### The problem
Key in the whole listing below again, keeping every word as it is.

++++ Exercise material ++++

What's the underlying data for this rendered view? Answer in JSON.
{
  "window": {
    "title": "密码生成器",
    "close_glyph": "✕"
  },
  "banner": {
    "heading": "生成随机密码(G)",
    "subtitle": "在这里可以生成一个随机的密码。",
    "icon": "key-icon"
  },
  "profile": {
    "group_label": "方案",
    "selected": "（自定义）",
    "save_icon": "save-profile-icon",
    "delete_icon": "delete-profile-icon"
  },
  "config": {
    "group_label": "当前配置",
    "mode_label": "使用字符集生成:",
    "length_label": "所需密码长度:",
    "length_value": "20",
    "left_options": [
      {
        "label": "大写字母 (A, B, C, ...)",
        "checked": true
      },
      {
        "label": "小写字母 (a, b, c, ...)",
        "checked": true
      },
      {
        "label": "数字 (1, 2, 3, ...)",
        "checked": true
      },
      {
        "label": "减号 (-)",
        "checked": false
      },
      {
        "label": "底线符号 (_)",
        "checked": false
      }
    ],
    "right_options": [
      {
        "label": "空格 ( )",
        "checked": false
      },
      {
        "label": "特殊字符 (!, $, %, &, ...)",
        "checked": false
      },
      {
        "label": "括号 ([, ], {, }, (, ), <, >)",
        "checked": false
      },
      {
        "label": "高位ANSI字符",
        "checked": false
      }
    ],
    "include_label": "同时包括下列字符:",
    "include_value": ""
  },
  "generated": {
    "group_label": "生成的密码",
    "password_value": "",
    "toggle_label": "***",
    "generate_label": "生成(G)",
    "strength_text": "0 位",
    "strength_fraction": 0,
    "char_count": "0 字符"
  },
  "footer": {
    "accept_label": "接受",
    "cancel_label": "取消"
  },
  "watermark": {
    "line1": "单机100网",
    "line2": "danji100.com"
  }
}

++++

### Expected answer
What's the underlying data for this rendered view? Answer in JSON.
{
  "window": {
    "title": "密码生成器",
    "close_glyph": "✕"
  },
  "banner": {
    "heading": "生成随机密码(G)",
    "subtitle": "在这里可以生成一个随机的密码。",
    "icon": "key-icon"
  },
  "profile": {
    "group_label": "方案",
    "selected": "（自定义）",
    "save_icon": "save-profile-icon",
    "delete_icon": "delete-profile-icon"
  },
  "config": {
    "group_label": "当前配置",
    "mode_label": "使用字符集生成:",
    "length_label": "所需密码长度:",
    "length_value": "20",
    "left_options": [
      {
        "label": "大写字母 (A, B, C, ...)",
        "checked": true
      },
      {
        "label": "小写字母 (a, b, c, ...)",
        "checked": true
      },
      {
        "label": "数字 (1, 2, 3, ...)",
        "checked": true
      },
      {
        "label": "减号 (-)",
        "checked": false
      },
      {
        "label": "底线符号 (_)",
        "checked": false
      }
    ],
    "right_options": [
      {
        "label": "空格 ( )",
        "checked": false
      },
      {
        "label": "特殊字符 (!, $, %, &, ...)",
        "checked": false
      },
      {
        "label": "括号 ([, ], {, }, (, ), <, >)",
        "checked": false
      },
      {
        "label": "高位ANSI字符",
        "checked": false
      }
    ],
    "include_label": "同时包括下列字符:",
    "include_value": ""
  },
  "generated": {
    "group_label": "生成的密码",
    "password_value": "",
    "toggle_label": "***",
    "generate_label": "生成(G)",
    "strength_text": "0 位",
    "strength_fraction": 0,
    "char_count": "0 字符"
  },
  "footer": {
    "accept_label": "接受",
    "cancel_label": "取消"
  },
  "watermark": {
    "line1": "单机100网",
    "line2": "danji100.com"
  }
}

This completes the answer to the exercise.